> [Required action] Each line of the listing is to be copied exactly.
(Data shown)
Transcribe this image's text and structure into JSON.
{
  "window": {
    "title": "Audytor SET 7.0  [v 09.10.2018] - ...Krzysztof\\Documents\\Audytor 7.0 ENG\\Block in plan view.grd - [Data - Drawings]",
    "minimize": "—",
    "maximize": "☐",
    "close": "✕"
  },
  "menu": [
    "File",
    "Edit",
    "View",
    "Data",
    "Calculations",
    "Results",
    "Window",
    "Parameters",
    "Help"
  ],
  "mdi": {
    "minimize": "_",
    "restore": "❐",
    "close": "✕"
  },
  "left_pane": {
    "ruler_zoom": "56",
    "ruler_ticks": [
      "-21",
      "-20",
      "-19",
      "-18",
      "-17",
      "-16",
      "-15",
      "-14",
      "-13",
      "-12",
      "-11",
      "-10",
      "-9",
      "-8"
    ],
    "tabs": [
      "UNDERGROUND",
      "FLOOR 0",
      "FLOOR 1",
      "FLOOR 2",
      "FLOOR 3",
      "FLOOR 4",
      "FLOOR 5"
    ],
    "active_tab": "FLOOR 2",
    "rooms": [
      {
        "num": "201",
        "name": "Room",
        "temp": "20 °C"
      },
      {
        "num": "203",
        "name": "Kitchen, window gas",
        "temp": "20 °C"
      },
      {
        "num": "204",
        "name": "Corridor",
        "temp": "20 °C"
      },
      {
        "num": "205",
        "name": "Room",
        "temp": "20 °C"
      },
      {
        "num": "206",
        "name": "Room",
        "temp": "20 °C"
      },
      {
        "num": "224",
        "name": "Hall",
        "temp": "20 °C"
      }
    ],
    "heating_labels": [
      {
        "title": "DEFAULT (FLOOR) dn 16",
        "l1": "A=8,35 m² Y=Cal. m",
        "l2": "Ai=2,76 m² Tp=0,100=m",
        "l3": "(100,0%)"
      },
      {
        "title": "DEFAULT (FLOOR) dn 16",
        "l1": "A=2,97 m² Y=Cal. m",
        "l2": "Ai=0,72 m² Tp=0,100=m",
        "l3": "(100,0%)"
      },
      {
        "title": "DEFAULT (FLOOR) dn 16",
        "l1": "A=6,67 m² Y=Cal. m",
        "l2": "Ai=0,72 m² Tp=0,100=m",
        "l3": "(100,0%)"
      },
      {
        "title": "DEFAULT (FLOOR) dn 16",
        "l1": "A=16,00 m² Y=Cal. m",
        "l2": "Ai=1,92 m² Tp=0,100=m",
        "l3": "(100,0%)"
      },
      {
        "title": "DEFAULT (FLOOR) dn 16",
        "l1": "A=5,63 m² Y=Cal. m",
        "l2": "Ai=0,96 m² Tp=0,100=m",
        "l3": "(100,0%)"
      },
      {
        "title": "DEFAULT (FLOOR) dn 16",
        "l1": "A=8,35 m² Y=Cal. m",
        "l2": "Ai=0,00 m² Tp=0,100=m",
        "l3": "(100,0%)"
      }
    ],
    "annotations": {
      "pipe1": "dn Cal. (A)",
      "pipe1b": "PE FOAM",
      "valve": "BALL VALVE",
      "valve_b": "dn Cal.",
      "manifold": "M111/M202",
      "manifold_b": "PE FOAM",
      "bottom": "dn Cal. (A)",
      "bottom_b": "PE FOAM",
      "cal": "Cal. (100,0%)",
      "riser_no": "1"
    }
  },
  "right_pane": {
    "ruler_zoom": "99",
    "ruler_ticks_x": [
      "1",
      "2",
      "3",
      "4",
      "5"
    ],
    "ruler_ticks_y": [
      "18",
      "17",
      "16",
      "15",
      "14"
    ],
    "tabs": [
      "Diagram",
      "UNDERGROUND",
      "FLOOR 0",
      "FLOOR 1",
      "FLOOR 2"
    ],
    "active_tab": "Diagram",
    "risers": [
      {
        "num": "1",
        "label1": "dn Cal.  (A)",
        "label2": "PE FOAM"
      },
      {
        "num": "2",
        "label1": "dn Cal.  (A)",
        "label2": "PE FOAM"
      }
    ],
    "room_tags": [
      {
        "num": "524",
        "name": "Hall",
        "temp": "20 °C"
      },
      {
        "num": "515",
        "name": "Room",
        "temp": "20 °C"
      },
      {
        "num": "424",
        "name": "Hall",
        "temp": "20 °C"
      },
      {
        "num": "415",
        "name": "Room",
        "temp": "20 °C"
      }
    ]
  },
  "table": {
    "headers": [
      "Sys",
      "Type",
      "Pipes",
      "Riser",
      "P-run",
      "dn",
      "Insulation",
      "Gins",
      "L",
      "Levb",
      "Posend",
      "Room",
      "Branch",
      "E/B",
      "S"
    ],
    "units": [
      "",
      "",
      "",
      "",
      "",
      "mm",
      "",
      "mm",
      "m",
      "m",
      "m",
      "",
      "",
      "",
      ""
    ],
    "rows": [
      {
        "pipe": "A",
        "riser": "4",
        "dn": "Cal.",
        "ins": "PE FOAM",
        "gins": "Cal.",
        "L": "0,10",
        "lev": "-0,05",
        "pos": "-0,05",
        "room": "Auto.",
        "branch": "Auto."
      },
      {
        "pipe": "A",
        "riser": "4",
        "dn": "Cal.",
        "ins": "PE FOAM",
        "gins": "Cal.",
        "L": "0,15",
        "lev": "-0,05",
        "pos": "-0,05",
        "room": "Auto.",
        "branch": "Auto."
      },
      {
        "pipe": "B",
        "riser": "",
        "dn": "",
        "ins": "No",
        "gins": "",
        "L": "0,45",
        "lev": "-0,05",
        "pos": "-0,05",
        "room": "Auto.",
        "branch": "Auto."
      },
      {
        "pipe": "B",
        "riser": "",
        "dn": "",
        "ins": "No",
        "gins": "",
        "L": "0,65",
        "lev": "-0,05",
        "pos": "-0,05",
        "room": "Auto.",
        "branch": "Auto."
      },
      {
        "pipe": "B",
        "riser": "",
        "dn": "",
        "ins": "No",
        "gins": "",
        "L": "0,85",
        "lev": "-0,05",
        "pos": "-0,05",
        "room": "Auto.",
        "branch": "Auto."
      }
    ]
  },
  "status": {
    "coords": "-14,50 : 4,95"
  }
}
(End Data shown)
> [Exercise output]
Transcribe this image's text and structure into JSON.
{
  "window": {
    "title": "Audytor SET 7.0  [v 09.10.2018] - ...Krzysztof\\Documents\\Audytor 7.0 ENG\\Block in plan view.grd - [Data - Drawings]",
    "minimize": "—",
    "maximize": "☐",
    "close": "✕"
  },
  "menu": [
    "File",
    "Edit",
    "View",
    "Data",
    "Calculations",
    "Results",
    "Window",
    "Parameters",
    "Help"
  ],
  "mdi": {
    "minimize": "_",
    "restore": "❐",
    "close": "✕"
  },
  "left_pane": {
    "ruler_zoom": "56",
    "ruler_ticks": [
      "-21",
      "-20",
      "-19",
      "-18",
      "-17",
      "-16",
      "-15",
      "-14",
      "-13",
      "-12",
      "-11",
      "-10",
      "-9",
      "-8"
    ],
    "tabs": [
      "UNDERGROUND",
      "FLOOR 0",
      "FLOOR 1",
      "FLOOR 2",
      "FLOOR 3",
      "FLOOR 4",
      "FLOOR 5"
    ],
    "active_tab": "FLOOR 2",
    "rooms": [
      {
        "num": "201",
        "name": "Room",
        "temp": "20 °C"
      },
      {
        "num": "203",
        "name": "Kitchen, window gas",
        "temp": "20 °C"
      },
      {
        "num": "204",
        "name": "Corridor",
        "temp": "20 °C"
      },
      {
        "num": "205",
        "name": "Room",
        "temp": "20 °C"
      },
      {
        "num": "206",
        "name": "Room",
        "temp": "20 °C"
      },
      {
        "num": "224",
        "name": "Hall",
        "temp": "20 °C"
      }
    ],
    "heating_labels": [
      {
        "title": "DEFAULT (FLOOR) dn 16",
        "l1": "A=8,35 m² Y=Cal. m",
        "l2": "Ai=2,76 m² Tp=0,100=m",
        "l3": "(100,0%)"
      },
      {
        "title": "DEFAULT (FLOOR) dn 16",
        "l1": "A=2,97 m² Y=Cal. m",
        "l2": "Ai=0,72 m² Tp=0,100=m",
        "l3": "(100,0%)"
      },
      {
        "title": "DEFAULT (FLOOR) dn 16",
        "l1": "A=6,67 m² Y=Cal. m",
        "l2": "Ai=0,72 m² Tp=0,100=m",
        "l3": "(100,0%)"
      },
      {
        "title": "DEFAULT (FLOOR) dn 16",
        "l1": "A=16,00 m² Y=Cal. m",
        "l2": "Ai=1,92 m² Tp=0,100=m",
        "l3": "(100,0%)"
      },
      {
        "title": "DEFAULT (FLOOR) dn 16",
        "l1": "A=5,63 m² Y=Cal. m",
        "l2": "Ai=0,96 m² Tp=0,100=m",
        "l3": "(100,0%)"
      },
      {
        "title": "DEFAULT (FLOOR) dn 16",
        "l1": "A=8,35 m² Y=Cal. m",
        "l2": "Ai=0,00 m² Tp=0,100=m",
        "l3": "(100,0%)"
      }
    ],
    "annotations": {
      "pipe1": "dn Cal. (A)",
      "pipe1b": "PE FOAM",
      "valve": "BALL VALVE",
      "valve_b": "dn Cal.",
      "manifold": "M111/M202",
      "manifold_b": "PE FOAM",
      "bottom": "dn Cal. (A)",
      "bottom_b": "PE FOAM",
      "cal": "Cal. (100,0%)",
      "riser_no": "1"
    }
  },
  "right_pane": {
    "ruler_zoom": "99",
    "ruler_ticks_x": [
      "1",
      "2",
      "3",
      "4",
      "5"
    ],
    "ruler_ticks_y": [
      "18",
      "17",
      "16",
      "15",
      "14"
    ],
    "tabs": [
      "Diagram",
      "UNDERGROUND",
      "FLOOR 0",
      "FLOOR 1",
      "FLOOR 2"
    ],
    "active_tab": "Diagram",
    "risers": [
      {
        "num": "1",
        "label1": "dn Cal.  (A)",
        "label2": "PE FOAM"
      },
      {
        "num": "2",
        "label1": "dn Cal.  (A)",
        "label2": "PE FOAM"
      }
    ],
    "room_tags": [
      {
        "num": "524",
        "name": "Hall",
        "temp": "20 °C"
      },
      {
        "num": "515",
        "name": "Room",
        "temp": "20 °C"
      },
      {
        "num": "424",
        "name": "Hall",
        "temp": "20 °C"
      },
      {
        "num": "415",
        "name": "Room",
        "temp": "20 °C"
      }
    ]
  },
  "table": {
    "headers": [
      "Sys",
      "Type",
      "Pipes",
      "Riser",
      "P-run",
      "dn",
      "Insulation",
      "Gins",
      "L",
      "Levb",
      "Posend",
      "Room",
      "Branch",
      "E/B",
      "S"
    ],
    "units": [
      "",
      "",
      "",
      "",
      "",
      "mm",
      "",
      "mm",
      "m",
      "m",
      "m",
      "",
      "",
      "",
      ""
    ],
    "rows": [
      {
        "pipe": "A",
        "riser": "4",
        "dn": "Cal.",
        "ins": "PE FOAM",
        "gins": "Cal.",
        "L": "0,10",
        "lev": "-0,05",
        "pos": "-0,05",
        "room": "Auto.",
        "branch": "Auto."
      },
      {
        "pipe": "A",
        "riser": "4",
        "dn": "Cal.",
        "ins": "PE FOAM",
        "gins": "Cal.",
        "L": "0,15",
        "lev": "-0,05",
        "pos": "-0,05",
        "room": "Auto.",
        "branch": "Auto."
      },
      {
        "pipe": "B",
        "riser": "",
        "dn": "",
        "ins": "No",
        "gins": "",
        "L": "0,45",
        "lev": "-0,05",
        "pos": "-0,05",
        "room": "Auto.",
        "branch": "Auto."
      },
      {
        "pipe": "B",
        "riser": "",
        "dn": "",
        "ins": "No",
        "gins": "",
        "L": "0,65",
        "lev": "-0,05",
        "pos": "-0,05",
        "room": "Auto.",
        "branch": "Auto."
      },
      {
        "pipe": "B",
        "riser": "",
        "dn": "",
        "ins": "No",
        "gins": "",
        "L": "0,85",
        "lev": "-0,05",
        "pos": "-0,05",
        "room": "Auto.",
        "branch": "Auto."
      }
    ]
  },
  "status": {
    "coords": "-14,50 : 4,95"
  }
}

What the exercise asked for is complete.